  • Trigger the Risk Analysis response action programmatically.
  • Read risk scores from the Risk Framework for use in an external app or other integration.

Write a correlation search

The first way to build an integration for the Risk Analysis framework is to write a correlation search that meets the needs of your integration and set it to trigger the Risk Analysis response action. For an example, see Risk scoring example. You can then export your correlation search as an app from the Content Management page. See Export content from Splunk Enterprise Security as an app.

 

Trigger the response action programmatically

To trigger the Risk Analysis response action programmatically from within your add-on without using a correlation search, invoke | sendalert risk using the modaction_adhoc REST handler.

For example, to update the risk score for a specific system to 100:

$ curl -k -u admin:changeme https://localhost:8089/services/alerts/modaction_adhoc \
>     -d "search=| makeresults | eval src=\"my system\",description=\"my description\"" \
>     -d "action_name=risk" \
>     -d "action.risk.param._risk_score=100" \
>     -d "action.risk.param._risk_object=src" \
>     -d "action.risk.param._risk_object_type=system"
{"sid":"1476130499.2","command":"| makeresults | eval src=random() | sendalert risk param._risk_object_type=system param._risk_object=src param._risk_score=100 param.action_name=risk param.results_count=\"$job.resultCount$\" | stats count"}

You can also modify risk directly in the search pipeline.
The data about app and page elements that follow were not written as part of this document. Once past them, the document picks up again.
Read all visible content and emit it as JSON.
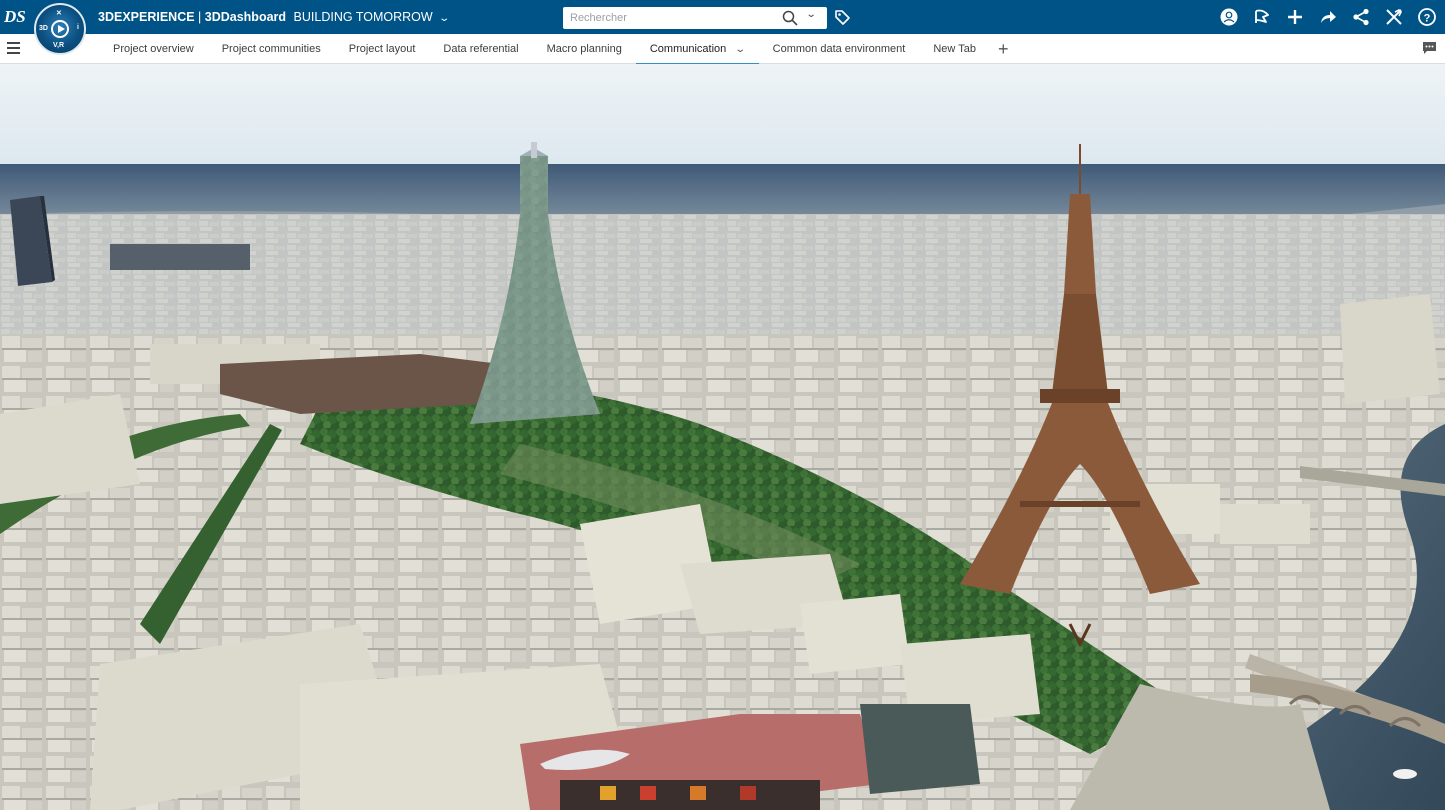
{
  "header": {
    "brand": "3DEXPERIENCE",
    "separator": " | ",
    "app": "3DDashboard",
    "dashboard": "BUILDING TOMORROW",
    "compass_version": "V,R",
    "compass_label": "3D"
  },
  "search": {
    "placeholder": "Rechercher"
  },
  "tabs": [
    {
      "label": "Project overview"
    },
    {
      "label": "Project communities"
    },
    {
      "label": "Project layout"
    },
    {
      "label": "Data referential"
    },
    {
      "label": "Macro planning"
    },
    {
      "label": "Communication"
    },
    {
      "label": "Common data environment"
    },
    {
      "label": "New Tab"
    }
  ],
  "icons": {
    "logo": "ds-logo-icon",
    "compass": "compass-icon",
    "search": "search-icon",
    "tag": "tag-icon",
    "profile": "user-profile-icon",
    "share_flag": "share-flag-icon",
    "add": "plus-icon",
    "forward": "share-arrow-icon",
    "network": "social-share-icon",
    "tools": "tools-icon",
    "help": "help-icon",
    "menu": "hamburger-menu-icon",
    "chat": "chat-icon"
  },
  "colors": {
    "topbar": "#005386",
    "active_tab": "#368ec4"
  }
}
To update the risk score for a specific system to 100:

| makeresults | eval risk_object="mysystem" 
| sendalert risk param._risk_score="100" param._risk_object_type="system"

To update the risk score for a specific user to 100:

| makeresults | eval risk_object="myuser" 
| sendalert risk param._risk_score="100" param._risk_object_type="user"

To update the risk score for a risk object of type "other" to 100:

| makeresults | eval risk_object="myother" 
| sendalert risk param._risk_score="100" param._risk_object_type="other"


Read risk scores from the framework

To read current risk scores from the Risk Analysis framework for use in an external app, directly invoke the risk_correlation lookups in a search. It is best practice to read data from the lookups rather than directly from the index or the data model, because the lookups correlate the risk modifiers for variants of the same risk_object. For example:

| inputlookup append=T risk_correlation_by_user_lookup where risk_object="myuser"

It is also possible to use the search pipeline to correlate risk scores with other data using the `risk_correlation_identities(user)` macro. For example:

| tstats `summariesonly` count from datamodel=Authentication.Authentication by Authentication.user 
| rename Authentication.user as user | `risk_correlation_identities(user)`